■ Task directions
Report each line of the records below that uses the word "screenshot".

------ Data for review

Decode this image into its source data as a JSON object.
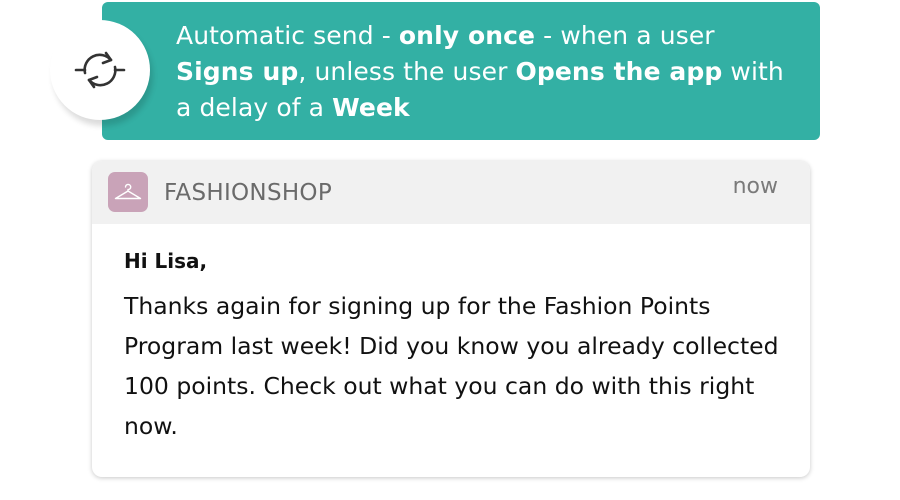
{
  "trigger": {
    "t1": "Automatic send - ",
    "t2": "only once",
    "t3": " - when a user ",
    "t4": "Signs up",
    "t5": ", unless the user ",
    "t6": "Opens the app",
    "t7": " with a delay of a ",
    "t8": "Week",
    "icon": "sync-arrows-icon",
    "color": "#33b0a4"
  },
  "notification": {
    "app_name": "FASHIONSHOP",
    "app_icon": "hanger-icon",
    "app_icon_color": "#c9a3b8",
    "time": "now",
    "greeting": "Hi Lisa,",
    "message": "Thanks again for signing up for the Fashion Points Program last week! Did you know you already collected 100 points. Check out what you can do with this right now."
  }
}
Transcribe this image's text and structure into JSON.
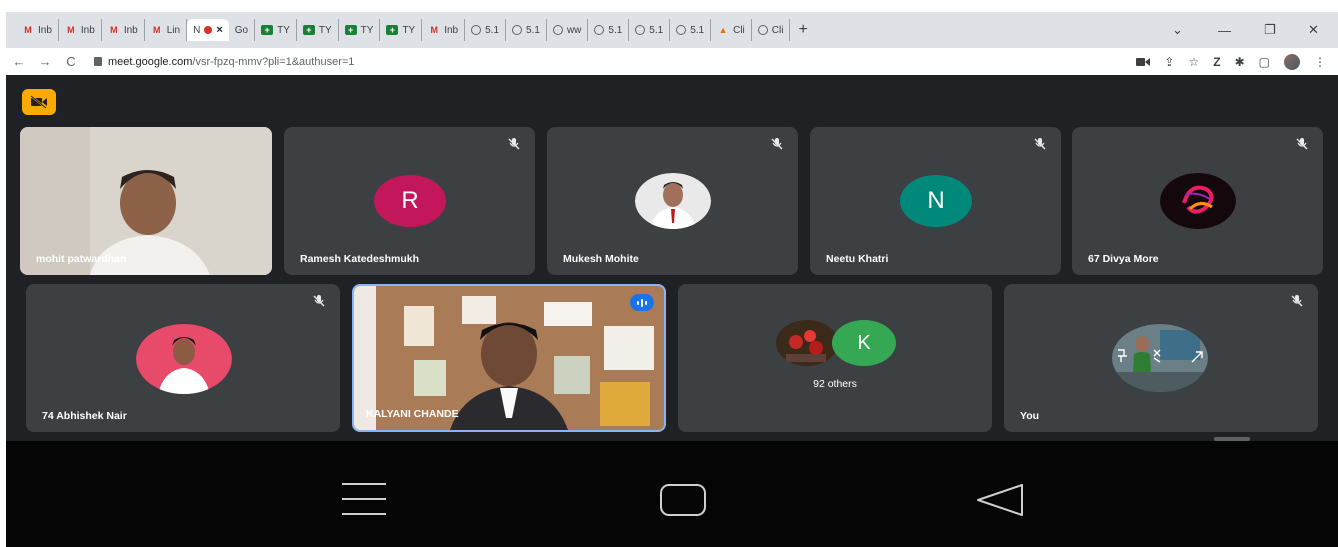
{
  "browser": {
    "tabs": [
      {
        "type": "gmail",
        "label": "Inb"
      },
      {
        "type": "gmail",
        "label": "Inb"
      },
      {
        "type": "gmail",
        "label": "Inb"
      },
      {
        "type": "gmail",
        "label": "Lin"
      },
      {
        "type": "meet-active",
        "label": "N"
      },
      {
        "type": "meet",
        "label": "Go"
      },
      {
        "type": "sheet",
        "label": "TY"
      },
      {
        "type": "sheet",
        "label": "TY"
      },
      {
        "type": "sheet",
        "label": "TY"
      },
      {
        "type": "sheet",
        "label": "TY"
      },
      {
        "type": "gmail",
        "label": "Inb"
      },
      {
        "type": "globe",
        "label": "5.1"
      },
      {
        "type": "globe",
        "label": "5.1"
      },
      {
        "type": "globe",
        "label": "ww"
      },
      {
        "type": "globe",
        "label": "5.1"
      },
      {
        "type": "globe",
        "label": "5.1"
      },
      {
        "type": "globe",
        "label": "5.1"
      },
      {
        "type": "clip",
        "label": "Cli"
      },
      {
        "type": "globe",
        "label": "Cli"
      }
    ],
    "new_tab": "+",
    "tab_close": "×",
    "window_controls": {
      "menu": "⌄",
      "minimize": "—",
      "restore": "❐",
      "close": "✕"
    },
    "nav": {
      "back": "←",
      "forward": "→",
      "reload": "C"
    },
    "url_host": "meet.google.com",
    "url_path": "/vsr-fpzq-mmv?pli=1&authuser=1",
    "toolbar": {
      "share": "⇪",
      "star": "☆",
      "ext1": "Z",
      "puzzle": "✱",
      "sidebar": "▢",
      "more": "⋮"
    }
  },
  "meet": {
    "participants_row1": [
      {
        "name": "mohit patwardhan",
        "kind": "video"
      },
      {
        "name": "Ramesh Katedeshmukh",
        "kind": "letter",
        "letter": "R",
        "color": "#c2185b",
        "muted": true
      },
      {
        "name": "Mukesh Mohite",
        "kind": "photo",
        "muted": true
      },
      {
        "name": "Neetu Khatri",
        "kind": "letter",
        "letter": "N",
        "color": "#00897b",
        "muted": true
      },
      {
        "name": "67 Divya More",
        "kind": "photo",
        "muted": true
      }
    ],
    "participants_row2": [
      {
        "name": "74 Abhishek Nair",
        "kind": "photo",
        "muted": true
      },
      {
        "name": "KALYANI CHANDE",
        "kind": "video",
        "speaking": true
      },
      {
        "name": "92 others",
        "kind": "group",
        "letter": "K",
        "color": "#34a853"
      },
      {
        "name": "You",
        "kind": "photo",
        "muted": true
      }
    ]
  },
  "android_nav": {
    "recents": "recents-icon",
    "home": "home-icon",
    "back": "back-icon"
  }
}
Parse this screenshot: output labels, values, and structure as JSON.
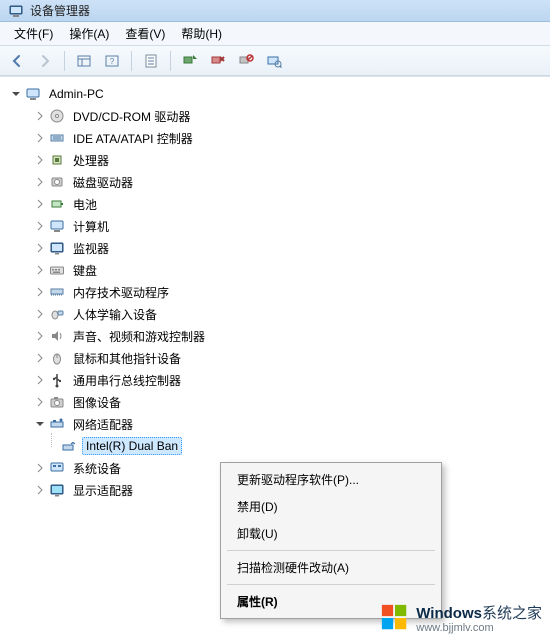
{
  "title": "设备管理器",
  "menubar": {
    "file": "文件(F)",
    "action": "操作(A)",
    "view": "查看(V)",
    "help": "帮助(H)"
  },
  "tree": {
    "root": "Admin-PC",
    "items": [
      {
        "label": "DVD/CD-ROM 驱动器"
      },
      {
        "label": "IDE ATA/ATAPI 控制器"
      },
      {
        "label": "处理器"
      },
      {
        "label": "磁盘驱动器"
      },
      {
        "label": "电池"
      },
      {
        "label": "计算机"
      },
      {
        "label": "监视器"
      },
      {
        "label": "键盘"
      },
      {
        "label": "内存技术驱动程序"
      },
      {
        "label": "人体学输入设备"
      },
      {
        "label": "声音、视频和游戏控制器"
      },
      {
        "label": "鼠标和其他指针设备"
      },
      {
        "label": "通用串行总线控制器"
      },
      {
        "label": "图像设备"
      },
      {
        "label": "网络适配器",
        "expanded": true
      },
      {
        "label": "系统设备"
      },
      {
        "label": "显示适配器"
      }
    ],
    "network_child": "Intel(R) Dual Ban"
  },
  "context_menu": {
    "update": "更新驱动程序软件(P)...",
    "disable": "禁用(D)",
    "uninstall": "卸载(U)",
    "scan": "扫描检测硬件改动(A)",
    "properties": "属性(R)"
  },
  "watermark": {
    "brand": "Windows",
    "brand_suffix": "系统之家",
    "url": "www.bjjmlv.com"
  }
}
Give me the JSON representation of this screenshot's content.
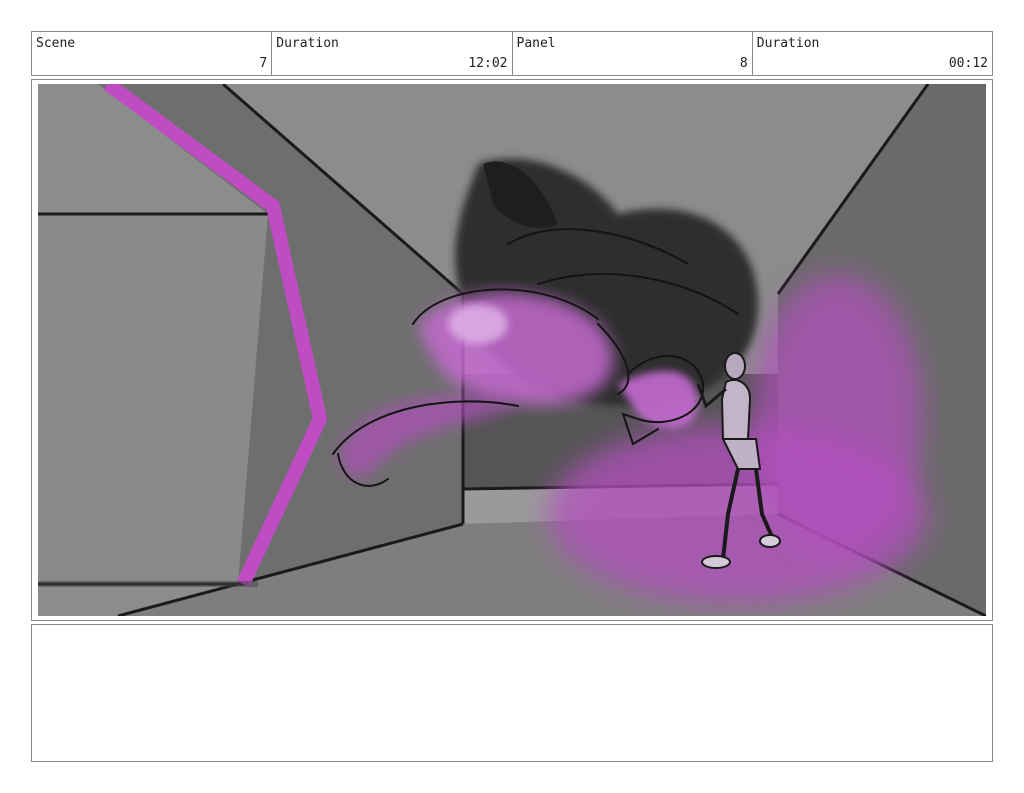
{
  "header": {
    "scene_label": "Scene",
    "scene_value": "7",
    "scene_duration_label": "Duration",
    "scene_duration_value": "12:02",
    "panel_label": "Panel",
    "panel_value": "8",
    "panel_duration_label": "Duration",
    "panel_duration_value": "00:12"
  },
  "notes": {
    "text": ""
  },
  "colors": {
    "accent_magenta": "#c04cc4",
    "glow_purple": "#b44fc0"
  }
}
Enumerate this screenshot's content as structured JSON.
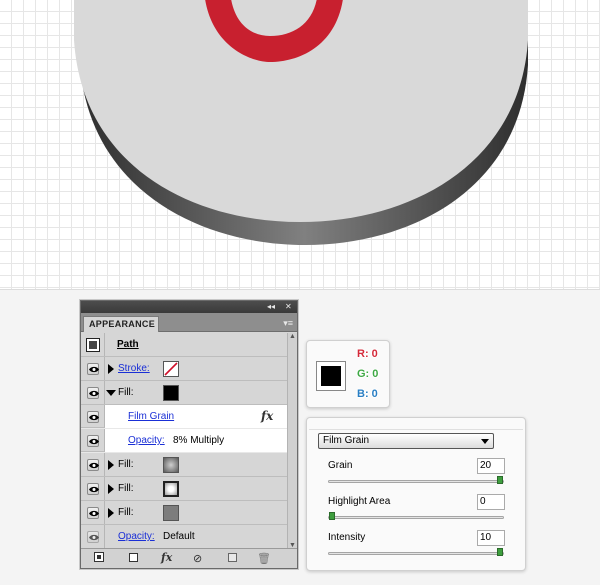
{
  "panel": {
    "tab_label": "APPEARANCE",
    "collapse_icon": "double-chevron-icon",
    "close_label": "✕",
    "menu_icon": "panel-menu-icon",
    "header_label": "Path",
    "rows": [
      {
        "label": "Stroke:"
      },
      {
        "label": "Fill:"
      },
      {
        "effect_label": "Film Grain",
        "fx_label": "fx"
      },
      {
        "opacity_label": "Opacity:",
        "opacity_value": "8% Multiply"
      },
      {
        "label": "Fill:"
      },
      {
        "label": "Fill:"
      },
      {
        "label": "Fill:"
      },
      {
        "opacity_label": "Opacity:",
        "opacity_value": "Default"
      }
    ],
    "bottom_fx": "fx"
  },
  "color_readout": {
    "r": "R: 0",
    "g": "G: 0",
    "b": "B: 0",
    "r_color": "#d42a3a",
    "g_color": "#3ea844",
    "b_color": "#2a7fc4"
  },
  "film_grain": {
    "filter": "Film Grain",
    "params": [
      {
        "label": "Grain",
        "value": "20",
        "level": 1.0
      },
      {
        "label": "Highlight Area",
        "value": "0",
        "level": 0.0
      },
      {
        "label": "Intensity",
        "value": "10",
        "level": 1.0
      }
    ]
  },
  "colors": {
    "red_ring": "#c8202f",
    "disk_top": "#dadada",
    "disk_side": "#5a5a5a"
  }
}
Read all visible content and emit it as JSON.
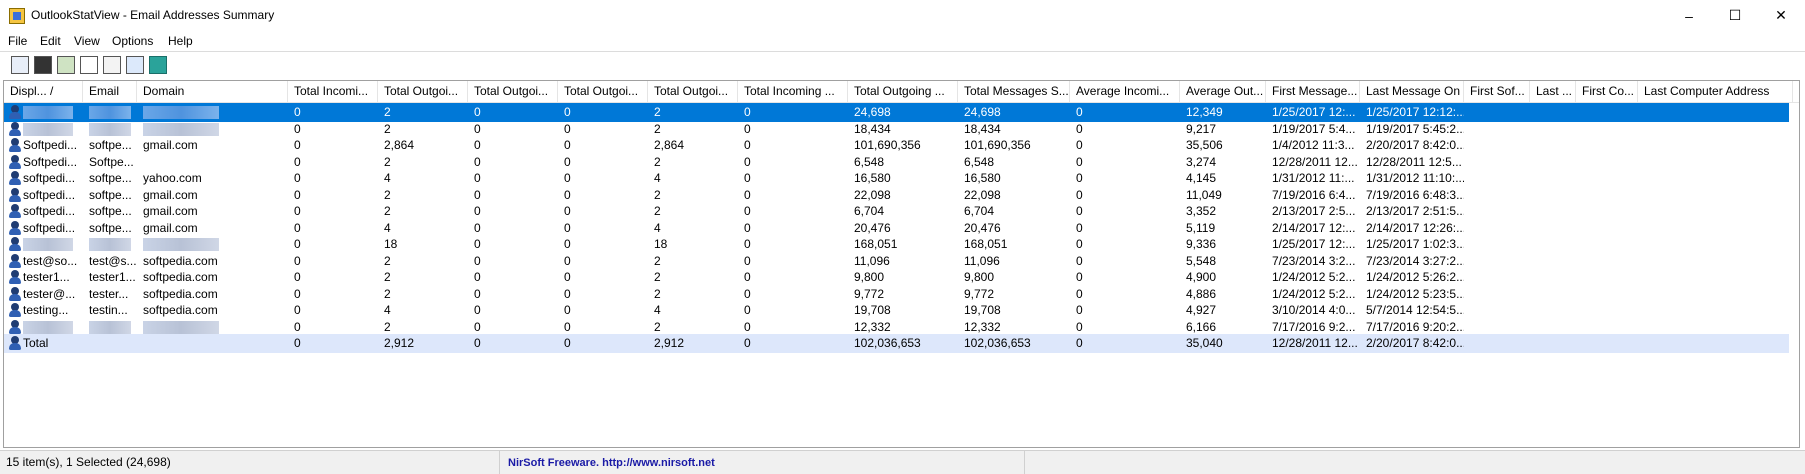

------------

■ Reply
Parse this screenshot: output labels, values, and structure as JSON.
Give me the JSON representation of this screenshot's content.
Enumerate this screenshot's content as structured JSON.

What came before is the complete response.